Volunteer Relations at Blue Mountain Action Council
- BMAC has accounts on volunteer sites JustServe, VolunteerMatch, and United Way of the Blue Mountains. These sites allow nonprofits to post volunteer opportunities, volunteers can contact through the site or directly with the coordinator. The sites are very amenable to specific events and more general calls for volunteers.
- Working with churches- Blue Mountain Community Church, Seventh Day Adventists, schools like Walla Walla University, Whitman College, Walla Walla Community College, and businesses like winery/vineyard staff. These groups will generally have robust volunteer groups willing to come out on a regular basis. Setting up schedules with these groups will help maintain relationships and flow for volunteers.
- Utilize the farmer’s market, Downtown WW and College Place. Farmer’s Markets are a great place to connect with people who already have a vested interest in farming and may be interested in volunteering for gleaning events or food distributions. Having materials to hand out including flyers that show all of BMACs and BMAC Food Bank’s services, business cards for volunteers to contact, sign-up sheets for upcoming volunteer opportunities, and posters with photos of past opportunities and information about volunteering.
- Speaking at service clubs, companies, schools, fraternities, and sororities will help spread the word about opportunities.
- Tabling at fairs, community events, and festivals with a sign-up sheet.
- Media attention through newspapers and magazine articles.
- Word of mouth, having current volunteers recruit their friends and family.
- Facebook posts about past and upcoming volunteer opportunities. This demonstrates the impact of past gleans and distributions while plugging future events.
Volunteers fill out a registration form or sign-up for an event, they are added into a volunteer management program called Volgistics. BMAC’s volunteer application is available on the nonprofit’s website. Volunteers that do not complete this application can be added to the system after they show up for their first volunteer event. Take the time to call the volunteer to make a personal connection, understand exactly what type of opportunities they are looking for, and connect them with different programs. This call will help mitigate any issues with miscommunication or misinformation. When a volunteer event is scheduled, like a glean, an email is sent out calling for volunteers. If email is not an option, call volunteers that have expressed interest. When sending out a volunteer call request volunteers RSVP to the coordinator or on Volgistics schedule to make the planning process easier.

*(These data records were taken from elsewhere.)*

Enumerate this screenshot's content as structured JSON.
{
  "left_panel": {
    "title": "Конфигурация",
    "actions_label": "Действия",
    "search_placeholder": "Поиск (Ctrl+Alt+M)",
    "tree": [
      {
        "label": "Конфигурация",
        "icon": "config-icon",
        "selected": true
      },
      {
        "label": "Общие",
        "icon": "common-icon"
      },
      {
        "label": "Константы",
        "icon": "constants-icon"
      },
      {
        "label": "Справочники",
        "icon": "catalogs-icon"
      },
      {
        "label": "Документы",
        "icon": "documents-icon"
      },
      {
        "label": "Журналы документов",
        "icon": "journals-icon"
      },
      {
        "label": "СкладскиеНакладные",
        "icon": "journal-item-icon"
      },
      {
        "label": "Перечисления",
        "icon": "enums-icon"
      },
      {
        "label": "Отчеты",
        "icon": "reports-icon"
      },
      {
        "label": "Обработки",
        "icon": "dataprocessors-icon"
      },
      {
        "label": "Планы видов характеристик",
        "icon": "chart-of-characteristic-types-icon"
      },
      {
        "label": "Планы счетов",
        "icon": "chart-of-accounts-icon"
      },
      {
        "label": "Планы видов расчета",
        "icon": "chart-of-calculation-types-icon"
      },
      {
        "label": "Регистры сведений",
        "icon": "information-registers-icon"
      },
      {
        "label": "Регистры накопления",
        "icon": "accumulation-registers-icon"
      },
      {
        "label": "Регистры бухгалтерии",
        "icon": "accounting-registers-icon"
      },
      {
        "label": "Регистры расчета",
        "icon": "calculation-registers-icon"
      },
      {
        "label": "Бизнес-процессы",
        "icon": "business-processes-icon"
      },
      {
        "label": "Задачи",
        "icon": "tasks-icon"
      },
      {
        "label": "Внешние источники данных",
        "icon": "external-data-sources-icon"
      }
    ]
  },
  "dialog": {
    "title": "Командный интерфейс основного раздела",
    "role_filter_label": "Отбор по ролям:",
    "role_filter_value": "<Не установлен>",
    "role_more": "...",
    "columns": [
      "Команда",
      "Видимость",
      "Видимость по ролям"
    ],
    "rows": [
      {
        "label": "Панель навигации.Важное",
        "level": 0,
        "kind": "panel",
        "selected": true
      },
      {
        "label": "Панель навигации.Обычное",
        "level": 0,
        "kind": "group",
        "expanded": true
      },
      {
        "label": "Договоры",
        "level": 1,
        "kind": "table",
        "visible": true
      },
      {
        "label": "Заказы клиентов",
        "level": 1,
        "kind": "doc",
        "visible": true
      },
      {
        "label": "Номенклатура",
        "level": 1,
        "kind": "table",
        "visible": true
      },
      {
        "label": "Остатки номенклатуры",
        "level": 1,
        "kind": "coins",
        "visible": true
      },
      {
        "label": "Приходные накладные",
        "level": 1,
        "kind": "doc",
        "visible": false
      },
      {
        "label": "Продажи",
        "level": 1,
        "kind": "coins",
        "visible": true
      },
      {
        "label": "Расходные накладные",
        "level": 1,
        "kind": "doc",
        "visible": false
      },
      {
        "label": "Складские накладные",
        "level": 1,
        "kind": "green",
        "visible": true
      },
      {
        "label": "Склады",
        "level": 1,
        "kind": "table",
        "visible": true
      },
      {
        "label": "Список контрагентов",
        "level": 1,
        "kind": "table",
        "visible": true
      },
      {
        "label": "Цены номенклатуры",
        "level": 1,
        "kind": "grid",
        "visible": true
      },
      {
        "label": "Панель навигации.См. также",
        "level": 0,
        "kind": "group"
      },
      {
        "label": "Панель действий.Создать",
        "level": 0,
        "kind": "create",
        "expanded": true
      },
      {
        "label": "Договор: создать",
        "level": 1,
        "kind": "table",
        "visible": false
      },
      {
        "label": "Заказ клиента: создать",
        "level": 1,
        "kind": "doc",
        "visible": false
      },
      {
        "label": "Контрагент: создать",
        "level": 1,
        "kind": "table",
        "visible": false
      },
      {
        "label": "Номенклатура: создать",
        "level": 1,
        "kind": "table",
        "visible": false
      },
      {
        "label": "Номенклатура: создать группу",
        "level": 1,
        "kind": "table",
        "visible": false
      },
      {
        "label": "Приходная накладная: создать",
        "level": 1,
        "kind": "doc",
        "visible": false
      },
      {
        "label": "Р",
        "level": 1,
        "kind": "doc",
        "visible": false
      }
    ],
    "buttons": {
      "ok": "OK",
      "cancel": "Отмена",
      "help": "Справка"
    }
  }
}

If a group wants to volunteer on a specific day, try to find a farmer that has excess produce and can accommodate the group.
It is important to engage your volunteers in the off season as well. Plan a seed sorting party, a movie night about hunger, a fresh food drive at a local grocery store, or a winter potluck to get everyone together.
BMAC has every volunteer complete a liability waiver, photo release, demographic information, and DEI training checklist. These forms must be completed before the volunteer engages with the event. Asking volunteers to come ten minutes early to a scheduled event to fill out paperwork helps eliminate the need for them to make a second trip to the food bank to fill out forms.
Volunteer training occurs on site. If the grower is available, BMAC asks them to give a quick demonstration on how to harvest the produce and go over any special instructions. The gleaning coordinator makes sure to remind volunteers to be respectful of the farm, produce, and tools. BMAC has found that gleans lasting 2-3 hours, scheduled in the late afternoon or evening or on weekends, work best for volunteers.
Tracking volunteer hours and events is important for reporting and for any volunteer that needs to reach a certain amount of hours. Volgistics tracks the volunteer’s personal data as well as the programs they volunteer, which events they attend, and their hours. Volunteer hours are also kept on BMAC’s backup drive.
At the end of the glean, make sure to promote future gleans to volunteers. Get them excited about upcoming opportunities. Follow up with volunteers via email to let them know the stats from the day. Express gratitude, inform them on how many pounds were harvested, where the produce will be distributed, and how many families this donation will feed. This follow-up helps create a connection between the farmers generosity, volunteers work and shows the next steps being done at the food bank. For volunteers, inform them again of future volunteer opportunities. For farmers, reiterate gratitude and plans for a next glean or volunteer event. Host an end-of-the-season volunteer potluck or party to celebrate all the hard work and produce you brought in this season!